Nothing but the lines from the one containing "Convert this screenshot" through the end of the entries should be set down, each exactly as written.

RECORDS SUPPLIED START

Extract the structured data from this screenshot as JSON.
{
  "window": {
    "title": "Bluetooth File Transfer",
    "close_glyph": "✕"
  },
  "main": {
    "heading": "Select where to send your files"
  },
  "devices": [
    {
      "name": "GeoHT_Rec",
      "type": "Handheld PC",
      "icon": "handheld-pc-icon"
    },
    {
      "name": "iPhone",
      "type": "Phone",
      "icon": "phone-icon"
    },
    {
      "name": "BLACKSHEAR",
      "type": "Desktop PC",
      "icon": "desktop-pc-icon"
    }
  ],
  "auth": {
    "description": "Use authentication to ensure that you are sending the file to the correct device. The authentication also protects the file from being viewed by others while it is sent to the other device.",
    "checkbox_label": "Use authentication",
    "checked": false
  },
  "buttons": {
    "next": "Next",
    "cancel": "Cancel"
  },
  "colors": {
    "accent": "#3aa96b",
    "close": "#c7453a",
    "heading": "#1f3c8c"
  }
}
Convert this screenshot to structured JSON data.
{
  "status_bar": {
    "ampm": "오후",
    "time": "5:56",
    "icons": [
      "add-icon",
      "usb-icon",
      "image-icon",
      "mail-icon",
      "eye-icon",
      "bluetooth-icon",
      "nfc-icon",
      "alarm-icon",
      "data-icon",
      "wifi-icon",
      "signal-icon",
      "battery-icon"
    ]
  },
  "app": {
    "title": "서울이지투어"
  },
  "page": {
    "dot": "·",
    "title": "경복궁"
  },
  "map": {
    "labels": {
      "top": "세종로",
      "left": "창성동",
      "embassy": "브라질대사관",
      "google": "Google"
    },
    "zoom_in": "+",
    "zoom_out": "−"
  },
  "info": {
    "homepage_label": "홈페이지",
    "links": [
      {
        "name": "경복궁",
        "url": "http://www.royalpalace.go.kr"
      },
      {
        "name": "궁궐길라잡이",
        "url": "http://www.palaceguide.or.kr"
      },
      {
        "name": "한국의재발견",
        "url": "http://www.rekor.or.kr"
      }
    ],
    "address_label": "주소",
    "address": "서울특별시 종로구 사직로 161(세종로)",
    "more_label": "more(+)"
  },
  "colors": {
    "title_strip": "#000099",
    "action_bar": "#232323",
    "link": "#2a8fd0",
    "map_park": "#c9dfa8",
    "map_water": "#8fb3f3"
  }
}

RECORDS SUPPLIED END

** ANSWER SPACE **
Convert this screenshot to structured JSON data.
{
  "status_bar": {
    "ampm": "오후",
    "time": "5:56",
    "icons": [
      "add-icon",
      "usb-icon",
      "image-icon",
      "mail-icon",
      "eye-icon",
      "bluetooth-icon",
      "nfc-icon",
      "alarm-icon",
      "data-icon",
      "wifi-icon",
      "signal-icon",
      "battery-icon"
    ]
  },
  "app": {
    "title": "서울이지투어"
  },
  "page": {
    "dot": "·",
    "title": "경복궁"
  },
  "map": {
    "labels": {
      "top": "세종로",
      "left": "창성동",
      "embassy": "브라질대사관",
      "google": "Google"
    },
    "zoom_in": "+",
    "zoom_out": "−"
  },
  "info": {
    "homepage_label": "홈페이지",
    "links": [
      {
        "name": "경복궁",
        "url": "http://www.royalpalace.go.kr"
      },
      {
        "name": "궁궐길라잡이",
        "url": "http://www.palaceguide.or.kr"
      },
      {
        "name": "한국의재발견",
        "url": "http://www.rekor.or.kr"
      }
    ],
    "address_label": "주소",
    "address": "서울특별시 종로구 사직로 161(세종로)",
    "more_label": "more(+)"
  },
  "colors": {
    "title_strip": "#000099",
    "action_bar": "#232323",
    "link": "#2a8fd0",
    "map_park": "#c9dfa8",
    "map_water": "#8fb3f3"
  }
}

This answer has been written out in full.